"So, what is going on when children spin, roll, swing, bounce, jump, and generally get dizzy?" asks Jan White in her Exchange
(May/June 2013) article, "Somersaults and Spinning: The Serious Work of Children’s Neurological Development." She answers...
One of the most foundational requirements for good functioning in life and ‘school readiness’ is having a strong sense of equilibrium in relation to space and gravity. Strongly developed balance allows you to feel good in your body and able to control and manage it well. It operates automatically and unconsciously so that attention is fully available for other things. When it is not working well, however, we feel very unwell and it is difficult to think or operate in daily life. This can be a common component of many special needs conditions, such as ADHD, dyspraxia, and autism.
The ability to detect motion and respond to it to provide balance operates through a sensory system called the vestibular sense. This system is the first sensory system to start developing (16 weeks after conception) and our other senses both operate through it and need to be strongly integrated with it....
"A vast amount of movement is required for the brain to fully develop and then fine-tune its ability to interpret all the motion possibilities. This also needs to be matched with vision, hearing, and sensory information coming from inside the body (proprioception). Rather than actually balancing and staying still, it is movement in gravity that makes this sensory system wire up in the brain and body.
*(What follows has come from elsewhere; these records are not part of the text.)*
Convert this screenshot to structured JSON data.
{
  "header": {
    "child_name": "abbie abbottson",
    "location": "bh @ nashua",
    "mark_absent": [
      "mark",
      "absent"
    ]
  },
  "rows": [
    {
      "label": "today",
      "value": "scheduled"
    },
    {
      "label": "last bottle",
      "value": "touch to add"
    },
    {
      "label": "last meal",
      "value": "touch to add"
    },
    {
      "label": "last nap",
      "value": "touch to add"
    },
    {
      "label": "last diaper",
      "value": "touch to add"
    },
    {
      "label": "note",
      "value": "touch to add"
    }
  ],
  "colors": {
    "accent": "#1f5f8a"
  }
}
It is perhaps not surprising to find that these are the very things that young children most want to do and find such pleasure in!"
Four Great Resources on Movement on Sale
For 48 hours these four Exchange resoursces can be purchased at a 20% discount: